[Data extracted from a collection]
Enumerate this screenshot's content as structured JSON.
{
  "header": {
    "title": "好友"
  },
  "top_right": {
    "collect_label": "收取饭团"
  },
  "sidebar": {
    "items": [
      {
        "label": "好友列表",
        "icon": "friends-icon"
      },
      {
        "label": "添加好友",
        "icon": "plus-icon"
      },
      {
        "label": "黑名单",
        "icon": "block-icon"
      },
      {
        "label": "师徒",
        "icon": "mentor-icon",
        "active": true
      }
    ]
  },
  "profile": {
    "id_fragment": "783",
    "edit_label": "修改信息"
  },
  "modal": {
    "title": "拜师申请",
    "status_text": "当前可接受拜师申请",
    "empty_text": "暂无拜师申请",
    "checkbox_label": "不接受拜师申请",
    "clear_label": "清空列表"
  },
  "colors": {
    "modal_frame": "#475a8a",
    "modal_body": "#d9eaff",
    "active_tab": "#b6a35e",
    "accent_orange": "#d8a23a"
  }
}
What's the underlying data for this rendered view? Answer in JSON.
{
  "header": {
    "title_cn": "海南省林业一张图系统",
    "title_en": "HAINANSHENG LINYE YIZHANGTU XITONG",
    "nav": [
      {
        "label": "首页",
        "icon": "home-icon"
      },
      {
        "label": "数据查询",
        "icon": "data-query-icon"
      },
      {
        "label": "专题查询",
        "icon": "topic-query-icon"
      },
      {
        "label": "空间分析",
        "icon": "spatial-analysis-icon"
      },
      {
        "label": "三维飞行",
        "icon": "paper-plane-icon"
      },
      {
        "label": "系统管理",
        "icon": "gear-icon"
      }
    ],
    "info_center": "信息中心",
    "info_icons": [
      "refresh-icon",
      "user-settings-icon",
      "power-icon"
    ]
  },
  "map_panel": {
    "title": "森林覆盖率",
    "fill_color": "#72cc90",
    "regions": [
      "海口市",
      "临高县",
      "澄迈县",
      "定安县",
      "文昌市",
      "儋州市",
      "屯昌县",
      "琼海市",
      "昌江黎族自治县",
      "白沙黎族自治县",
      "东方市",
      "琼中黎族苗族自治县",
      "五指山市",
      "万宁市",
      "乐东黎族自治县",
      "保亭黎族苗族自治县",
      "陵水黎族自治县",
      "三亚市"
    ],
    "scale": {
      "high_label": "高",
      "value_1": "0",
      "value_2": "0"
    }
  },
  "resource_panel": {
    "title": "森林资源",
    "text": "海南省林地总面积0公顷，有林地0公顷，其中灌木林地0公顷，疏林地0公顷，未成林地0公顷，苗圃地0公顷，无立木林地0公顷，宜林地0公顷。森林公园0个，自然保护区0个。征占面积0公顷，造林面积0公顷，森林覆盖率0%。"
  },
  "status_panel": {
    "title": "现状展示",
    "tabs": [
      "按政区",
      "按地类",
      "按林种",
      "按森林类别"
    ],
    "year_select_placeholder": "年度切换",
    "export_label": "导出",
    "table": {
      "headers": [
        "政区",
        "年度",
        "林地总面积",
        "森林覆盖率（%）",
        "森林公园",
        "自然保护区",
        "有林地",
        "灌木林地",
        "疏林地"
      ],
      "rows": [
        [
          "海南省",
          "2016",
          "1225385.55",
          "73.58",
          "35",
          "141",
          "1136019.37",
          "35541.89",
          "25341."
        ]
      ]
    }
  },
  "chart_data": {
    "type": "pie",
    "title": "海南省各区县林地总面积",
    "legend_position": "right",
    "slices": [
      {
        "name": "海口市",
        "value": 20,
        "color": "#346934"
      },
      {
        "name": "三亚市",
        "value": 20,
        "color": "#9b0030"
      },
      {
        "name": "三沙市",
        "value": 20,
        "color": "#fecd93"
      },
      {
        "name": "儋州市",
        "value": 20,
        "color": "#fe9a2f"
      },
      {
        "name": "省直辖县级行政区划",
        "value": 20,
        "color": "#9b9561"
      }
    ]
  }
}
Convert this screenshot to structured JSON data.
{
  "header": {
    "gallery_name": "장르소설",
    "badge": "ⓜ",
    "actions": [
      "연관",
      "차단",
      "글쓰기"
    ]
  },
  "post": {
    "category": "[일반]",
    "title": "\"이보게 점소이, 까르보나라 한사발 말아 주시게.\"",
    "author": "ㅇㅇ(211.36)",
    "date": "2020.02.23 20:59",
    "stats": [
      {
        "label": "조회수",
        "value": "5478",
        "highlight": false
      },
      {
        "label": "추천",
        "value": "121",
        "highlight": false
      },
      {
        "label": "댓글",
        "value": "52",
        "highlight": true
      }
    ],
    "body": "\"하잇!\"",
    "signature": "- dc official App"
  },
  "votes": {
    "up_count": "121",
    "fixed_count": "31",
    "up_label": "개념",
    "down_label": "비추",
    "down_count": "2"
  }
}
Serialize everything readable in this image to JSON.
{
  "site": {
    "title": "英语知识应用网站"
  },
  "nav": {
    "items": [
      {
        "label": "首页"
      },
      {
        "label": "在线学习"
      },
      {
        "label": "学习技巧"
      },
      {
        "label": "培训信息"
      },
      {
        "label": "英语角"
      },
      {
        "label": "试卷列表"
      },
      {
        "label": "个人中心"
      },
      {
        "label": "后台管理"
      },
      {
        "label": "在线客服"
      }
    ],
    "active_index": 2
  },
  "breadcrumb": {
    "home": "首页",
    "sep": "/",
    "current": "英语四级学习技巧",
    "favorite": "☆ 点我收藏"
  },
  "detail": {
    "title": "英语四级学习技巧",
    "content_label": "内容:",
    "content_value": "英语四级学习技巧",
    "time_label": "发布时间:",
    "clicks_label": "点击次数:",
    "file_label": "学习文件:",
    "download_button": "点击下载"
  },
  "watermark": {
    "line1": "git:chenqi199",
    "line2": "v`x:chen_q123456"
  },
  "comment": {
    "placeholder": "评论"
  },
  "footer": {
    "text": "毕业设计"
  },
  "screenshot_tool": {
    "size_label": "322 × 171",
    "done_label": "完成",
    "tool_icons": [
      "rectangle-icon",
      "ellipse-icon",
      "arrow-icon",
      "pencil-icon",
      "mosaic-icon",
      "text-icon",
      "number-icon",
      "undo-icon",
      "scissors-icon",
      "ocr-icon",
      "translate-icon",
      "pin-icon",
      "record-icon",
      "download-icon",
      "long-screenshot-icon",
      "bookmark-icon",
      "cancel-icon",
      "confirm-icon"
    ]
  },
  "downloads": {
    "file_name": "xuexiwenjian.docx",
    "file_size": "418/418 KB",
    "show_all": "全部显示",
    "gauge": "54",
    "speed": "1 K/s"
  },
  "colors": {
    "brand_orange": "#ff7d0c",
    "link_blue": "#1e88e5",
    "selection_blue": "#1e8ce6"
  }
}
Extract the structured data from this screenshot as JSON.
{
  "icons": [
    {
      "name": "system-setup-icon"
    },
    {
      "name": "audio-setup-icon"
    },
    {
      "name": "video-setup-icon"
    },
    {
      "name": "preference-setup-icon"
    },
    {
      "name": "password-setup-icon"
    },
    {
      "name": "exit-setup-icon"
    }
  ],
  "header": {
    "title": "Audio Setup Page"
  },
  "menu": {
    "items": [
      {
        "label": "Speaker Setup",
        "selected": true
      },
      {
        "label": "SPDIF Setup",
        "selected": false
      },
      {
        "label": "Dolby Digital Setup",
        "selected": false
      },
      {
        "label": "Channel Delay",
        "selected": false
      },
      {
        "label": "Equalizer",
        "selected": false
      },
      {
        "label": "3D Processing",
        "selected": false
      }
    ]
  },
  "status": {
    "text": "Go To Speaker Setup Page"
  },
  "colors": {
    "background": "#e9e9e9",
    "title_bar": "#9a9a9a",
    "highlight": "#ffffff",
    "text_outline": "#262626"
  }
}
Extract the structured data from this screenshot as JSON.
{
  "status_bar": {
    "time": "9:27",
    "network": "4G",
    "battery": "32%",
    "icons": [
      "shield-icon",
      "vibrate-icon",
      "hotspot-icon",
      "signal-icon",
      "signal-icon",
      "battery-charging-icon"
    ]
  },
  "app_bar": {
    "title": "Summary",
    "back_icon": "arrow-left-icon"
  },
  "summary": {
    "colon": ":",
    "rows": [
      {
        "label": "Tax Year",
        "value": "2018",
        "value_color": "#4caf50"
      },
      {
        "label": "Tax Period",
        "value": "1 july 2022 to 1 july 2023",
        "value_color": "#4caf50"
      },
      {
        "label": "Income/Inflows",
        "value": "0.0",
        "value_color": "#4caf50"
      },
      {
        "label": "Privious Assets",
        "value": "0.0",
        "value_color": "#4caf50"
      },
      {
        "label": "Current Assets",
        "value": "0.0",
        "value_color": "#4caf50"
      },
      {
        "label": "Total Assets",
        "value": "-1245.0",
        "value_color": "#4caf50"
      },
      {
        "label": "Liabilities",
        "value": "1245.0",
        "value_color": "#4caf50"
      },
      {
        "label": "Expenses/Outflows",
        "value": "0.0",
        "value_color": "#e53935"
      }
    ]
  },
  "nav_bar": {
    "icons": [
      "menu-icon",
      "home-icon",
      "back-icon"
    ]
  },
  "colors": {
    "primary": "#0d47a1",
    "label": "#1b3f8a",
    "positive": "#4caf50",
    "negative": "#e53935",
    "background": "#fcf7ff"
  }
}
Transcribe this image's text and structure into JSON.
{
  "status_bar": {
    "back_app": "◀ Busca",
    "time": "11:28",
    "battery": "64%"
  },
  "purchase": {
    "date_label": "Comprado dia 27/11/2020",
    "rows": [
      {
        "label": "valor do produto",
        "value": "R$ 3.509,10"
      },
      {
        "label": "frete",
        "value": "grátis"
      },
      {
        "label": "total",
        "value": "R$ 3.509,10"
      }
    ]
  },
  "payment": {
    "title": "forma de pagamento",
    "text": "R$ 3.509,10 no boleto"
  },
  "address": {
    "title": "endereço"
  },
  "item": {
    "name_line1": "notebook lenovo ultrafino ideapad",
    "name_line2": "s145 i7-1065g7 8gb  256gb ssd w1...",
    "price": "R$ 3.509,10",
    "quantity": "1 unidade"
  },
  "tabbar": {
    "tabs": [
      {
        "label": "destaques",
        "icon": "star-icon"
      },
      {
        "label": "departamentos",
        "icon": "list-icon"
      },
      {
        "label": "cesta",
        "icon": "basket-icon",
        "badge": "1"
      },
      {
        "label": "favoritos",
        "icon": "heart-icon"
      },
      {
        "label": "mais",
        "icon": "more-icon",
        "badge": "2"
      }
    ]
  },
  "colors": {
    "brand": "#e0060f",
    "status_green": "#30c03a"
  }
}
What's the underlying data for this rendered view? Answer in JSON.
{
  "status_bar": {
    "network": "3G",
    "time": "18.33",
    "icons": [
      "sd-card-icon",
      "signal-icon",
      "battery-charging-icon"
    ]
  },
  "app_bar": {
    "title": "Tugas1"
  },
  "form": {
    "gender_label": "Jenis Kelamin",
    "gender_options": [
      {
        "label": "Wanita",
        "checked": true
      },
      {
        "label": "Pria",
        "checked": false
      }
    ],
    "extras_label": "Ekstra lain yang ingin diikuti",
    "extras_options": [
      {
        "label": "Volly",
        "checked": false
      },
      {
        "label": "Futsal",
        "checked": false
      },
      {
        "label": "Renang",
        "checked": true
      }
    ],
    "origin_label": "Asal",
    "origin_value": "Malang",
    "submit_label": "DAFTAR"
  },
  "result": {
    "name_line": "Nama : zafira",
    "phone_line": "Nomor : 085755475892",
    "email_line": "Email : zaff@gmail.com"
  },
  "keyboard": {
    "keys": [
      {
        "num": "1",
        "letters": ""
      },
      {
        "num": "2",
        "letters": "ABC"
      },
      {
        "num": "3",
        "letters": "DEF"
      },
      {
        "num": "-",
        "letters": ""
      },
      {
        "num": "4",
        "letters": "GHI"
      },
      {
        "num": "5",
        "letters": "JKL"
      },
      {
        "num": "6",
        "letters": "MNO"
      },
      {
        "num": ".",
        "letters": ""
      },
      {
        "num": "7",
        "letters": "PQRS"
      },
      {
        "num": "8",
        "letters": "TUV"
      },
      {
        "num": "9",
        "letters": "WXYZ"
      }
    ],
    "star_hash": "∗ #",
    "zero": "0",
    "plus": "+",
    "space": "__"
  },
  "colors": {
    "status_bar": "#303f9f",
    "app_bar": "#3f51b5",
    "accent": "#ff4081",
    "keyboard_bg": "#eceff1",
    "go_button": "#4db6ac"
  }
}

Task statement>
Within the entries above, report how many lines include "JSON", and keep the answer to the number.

Written reply>
8